Half an hour later she found John
in the kitchen putting away the wine.
The old butler had gone; John was in
his accustomed suit once more.
"What does it mean?" she asked.
"Madame! How can I ever thank
you that she did not know? -We were
friends lovers once, in our coun
try, in youth. My family was higher
than hers. My father would not con
sent to our marriage. I insisted
and she ran away to save my pros
pects. That is all, madanie."
"And now? You are leaving us, I
suppose?" said Mrs. Emory sadly.
"At the end of my month, madame.

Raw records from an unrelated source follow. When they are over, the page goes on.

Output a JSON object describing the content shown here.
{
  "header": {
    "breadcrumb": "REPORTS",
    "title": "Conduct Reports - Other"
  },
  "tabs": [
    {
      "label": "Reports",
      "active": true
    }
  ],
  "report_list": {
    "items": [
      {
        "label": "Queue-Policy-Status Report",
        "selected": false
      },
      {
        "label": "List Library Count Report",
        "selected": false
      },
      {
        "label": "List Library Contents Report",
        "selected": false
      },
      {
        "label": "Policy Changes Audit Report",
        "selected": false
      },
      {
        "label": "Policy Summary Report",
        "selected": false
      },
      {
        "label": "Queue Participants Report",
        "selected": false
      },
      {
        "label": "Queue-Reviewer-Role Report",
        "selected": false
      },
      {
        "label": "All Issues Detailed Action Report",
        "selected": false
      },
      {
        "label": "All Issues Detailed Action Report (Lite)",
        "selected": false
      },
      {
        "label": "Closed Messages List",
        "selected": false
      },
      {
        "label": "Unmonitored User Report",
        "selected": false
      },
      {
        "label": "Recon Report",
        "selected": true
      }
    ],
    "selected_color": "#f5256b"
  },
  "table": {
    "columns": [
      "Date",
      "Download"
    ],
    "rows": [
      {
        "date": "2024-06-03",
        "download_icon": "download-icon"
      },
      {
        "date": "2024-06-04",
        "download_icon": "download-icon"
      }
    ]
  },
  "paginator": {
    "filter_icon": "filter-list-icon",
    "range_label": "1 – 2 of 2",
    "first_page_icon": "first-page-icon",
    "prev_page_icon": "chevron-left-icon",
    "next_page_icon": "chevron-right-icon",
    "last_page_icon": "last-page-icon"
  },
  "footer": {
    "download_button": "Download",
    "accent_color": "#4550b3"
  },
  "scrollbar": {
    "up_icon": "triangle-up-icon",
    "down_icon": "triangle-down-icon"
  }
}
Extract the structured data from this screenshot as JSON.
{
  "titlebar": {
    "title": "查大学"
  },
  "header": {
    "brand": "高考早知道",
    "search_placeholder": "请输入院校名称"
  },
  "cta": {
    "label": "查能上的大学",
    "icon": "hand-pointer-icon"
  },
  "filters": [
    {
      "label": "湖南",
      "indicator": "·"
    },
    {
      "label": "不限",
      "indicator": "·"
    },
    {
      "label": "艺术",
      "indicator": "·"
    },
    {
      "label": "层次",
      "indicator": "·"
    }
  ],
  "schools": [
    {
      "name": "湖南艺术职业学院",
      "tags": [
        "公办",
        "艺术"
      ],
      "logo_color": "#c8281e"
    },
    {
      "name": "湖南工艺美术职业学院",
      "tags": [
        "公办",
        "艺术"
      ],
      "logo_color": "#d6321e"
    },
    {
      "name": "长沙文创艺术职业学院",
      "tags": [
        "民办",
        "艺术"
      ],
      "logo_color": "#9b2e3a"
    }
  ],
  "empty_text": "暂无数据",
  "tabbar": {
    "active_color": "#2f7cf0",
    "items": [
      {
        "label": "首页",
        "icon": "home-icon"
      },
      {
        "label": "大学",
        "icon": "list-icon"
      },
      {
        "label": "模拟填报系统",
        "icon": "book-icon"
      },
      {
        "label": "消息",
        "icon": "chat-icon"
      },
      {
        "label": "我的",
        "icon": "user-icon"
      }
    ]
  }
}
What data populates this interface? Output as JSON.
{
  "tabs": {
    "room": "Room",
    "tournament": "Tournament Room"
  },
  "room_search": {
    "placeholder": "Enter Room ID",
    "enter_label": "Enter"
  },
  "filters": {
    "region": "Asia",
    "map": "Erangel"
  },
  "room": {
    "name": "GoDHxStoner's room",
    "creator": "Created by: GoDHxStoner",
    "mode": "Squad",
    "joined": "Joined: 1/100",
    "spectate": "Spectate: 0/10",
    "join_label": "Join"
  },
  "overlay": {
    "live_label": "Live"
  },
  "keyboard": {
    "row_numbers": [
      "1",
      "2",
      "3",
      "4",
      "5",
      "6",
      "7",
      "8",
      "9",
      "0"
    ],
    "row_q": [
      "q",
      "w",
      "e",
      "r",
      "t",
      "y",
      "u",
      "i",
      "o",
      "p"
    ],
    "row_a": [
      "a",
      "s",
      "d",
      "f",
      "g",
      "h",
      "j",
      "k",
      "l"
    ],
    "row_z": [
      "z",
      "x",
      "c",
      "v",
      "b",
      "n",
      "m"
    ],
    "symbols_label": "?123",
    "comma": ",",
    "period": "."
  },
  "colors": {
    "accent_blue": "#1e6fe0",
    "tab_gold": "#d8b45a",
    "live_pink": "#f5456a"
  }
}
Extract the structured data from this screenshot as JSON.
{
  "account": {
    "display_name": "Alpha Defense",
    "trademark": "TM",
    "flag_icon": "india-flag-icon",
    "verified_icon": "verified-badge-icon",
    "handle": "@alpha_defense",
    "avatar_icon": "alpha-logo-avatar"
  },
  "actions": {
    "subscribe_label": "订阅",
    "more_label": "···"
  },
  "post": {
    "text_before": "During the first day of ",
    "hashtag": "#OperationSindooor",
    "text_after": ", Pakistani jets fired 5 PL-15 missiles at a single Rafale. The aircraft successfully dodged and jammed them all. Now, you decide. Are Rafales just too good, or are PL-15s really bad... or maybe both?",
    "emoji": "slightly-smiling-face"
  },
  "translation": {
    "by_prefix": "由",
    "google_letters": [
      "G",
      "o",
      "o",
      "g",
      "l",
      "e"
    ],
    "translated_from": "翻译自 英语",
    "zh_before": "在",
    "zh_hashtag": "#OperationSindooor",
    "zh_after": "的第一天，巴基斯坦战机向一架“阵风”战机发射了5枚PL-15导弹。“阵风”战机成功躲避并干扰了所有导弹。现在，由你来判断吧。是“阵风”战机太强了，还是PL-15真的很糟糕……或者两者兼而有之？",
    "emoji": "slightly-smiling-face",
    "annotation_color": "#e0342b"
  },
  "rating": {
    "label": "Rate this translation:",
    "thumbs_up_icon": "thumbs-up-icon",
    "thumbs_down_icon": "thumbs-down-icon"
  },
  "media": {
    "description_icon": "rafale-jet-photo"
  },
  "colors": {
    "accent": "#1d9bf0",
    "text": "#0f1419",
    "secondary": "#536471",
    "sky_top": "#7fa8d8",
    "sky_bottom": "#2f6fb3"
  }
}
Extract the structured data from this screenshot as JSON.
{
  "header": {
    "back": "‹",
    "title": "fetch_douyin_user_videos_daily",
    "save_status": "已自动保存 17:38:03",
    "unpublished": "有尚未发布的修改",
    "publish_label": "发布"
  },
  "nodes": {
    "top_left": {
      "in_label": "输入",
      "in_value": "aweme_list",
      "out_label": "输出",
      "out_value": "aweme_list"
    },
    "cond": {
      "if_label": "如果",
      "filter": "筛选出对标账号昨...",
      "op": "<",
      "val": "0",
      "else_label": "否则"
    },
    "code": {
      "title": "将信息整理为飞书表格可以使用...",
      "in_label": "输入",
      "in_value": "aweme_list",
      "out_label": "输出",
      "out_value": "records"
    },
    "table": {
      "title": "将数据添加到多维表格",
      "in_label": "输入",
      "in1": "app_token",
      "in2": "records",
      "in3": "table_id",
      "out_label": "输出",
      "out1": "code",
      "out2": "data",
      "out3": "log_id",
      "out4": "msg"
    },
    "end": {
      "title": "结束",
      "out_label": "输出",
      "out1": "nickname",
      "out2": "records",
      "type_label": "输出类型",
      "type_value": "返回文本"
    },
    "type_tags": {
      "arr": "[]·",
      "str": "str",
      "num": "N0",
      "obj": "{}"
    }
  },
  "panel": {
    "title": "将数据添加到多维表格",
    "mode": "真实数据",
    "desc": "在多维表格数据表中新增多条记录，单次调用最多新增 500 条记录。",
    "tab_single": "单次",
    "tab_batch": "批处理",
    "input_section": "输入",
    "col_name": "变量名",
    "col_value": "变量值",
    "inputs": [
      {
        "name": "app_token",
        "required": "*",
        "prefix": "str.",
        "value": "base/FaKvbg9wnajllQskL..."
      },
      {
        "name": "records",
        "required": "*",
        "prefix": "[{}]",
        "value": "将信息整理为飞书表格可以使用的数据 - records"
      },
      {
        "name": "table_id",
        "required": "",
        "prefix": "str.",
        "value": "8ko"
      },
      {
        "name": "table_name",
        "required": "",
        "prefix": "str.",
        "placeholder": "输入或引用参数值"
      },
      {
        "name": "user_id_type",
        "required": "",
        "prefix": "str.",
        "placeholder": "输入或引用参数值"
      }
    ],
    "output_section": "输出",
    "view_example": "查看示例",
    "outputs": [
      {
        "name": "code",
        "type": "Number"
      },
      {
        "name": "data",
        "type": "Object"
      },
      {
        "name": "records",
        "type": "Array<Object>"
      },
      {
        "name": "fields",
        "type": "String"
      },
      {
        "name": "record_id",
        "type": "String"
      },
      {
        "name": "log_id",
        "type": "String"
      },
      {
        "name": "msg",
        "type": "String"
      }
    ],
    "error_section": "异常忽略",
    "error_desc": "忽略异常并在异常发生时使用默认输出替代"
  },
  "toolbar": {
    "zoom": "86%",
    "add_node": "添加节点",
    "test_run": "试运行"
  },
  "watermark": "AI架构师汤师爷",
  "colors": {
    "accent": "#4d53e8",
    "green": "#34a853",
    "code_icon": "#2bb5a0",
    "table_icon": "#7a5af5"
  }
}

Service is honorable in this country.
"Yes?" Mrs. Emory whispered:
though 'she knew she had no need of
LITTLE POKE HAS AN "AIR TO IT"
By Betty Brown
The little poke bonnet gives quite
an air to a traveling suit, and the lit
tle bonnet is much in favor although
the big hat seems to overshadow all
Taffeta in burgundy color was used
to build this towering "poke." Two
Email ostrich tips that shade into
half a dozen of the Burgundy colors
add to its prim simplicity and the
bands of narrow novelty ribbon fin
ished with tailored bows give a dash
of color to the "poke" which even if
it is so comfortable lacksnothing in
SAYS SHE IS SURE THAT ELIZA
CROSSED THE ICE
Many persons refuse to believe
Eliza crossed the ice, as related in
"Uncle Tomte Cabin," or that there
was such a person as Eliza.
But Mrs. Meeky B. Coffin of Cin
cinnati says she KNOWS Eliza
crossed the Ohio river on ice blocks
and was hidden in the same house
along the river in which 'Mrs. Coffin
was living at the time.
Mrs. Coffin say that after being hid
Eliza's baby, which was responsible
for Eliza' crossing the ice.
Mrs. Cofin say that after being-hidden
in the house, Eliza was smuggled
into Canada. Mrs. Coffin's father-in-law
was Levi Coffin, head of the
"Underground Railway," a secret
organization which toade a business
of rescuing slaves.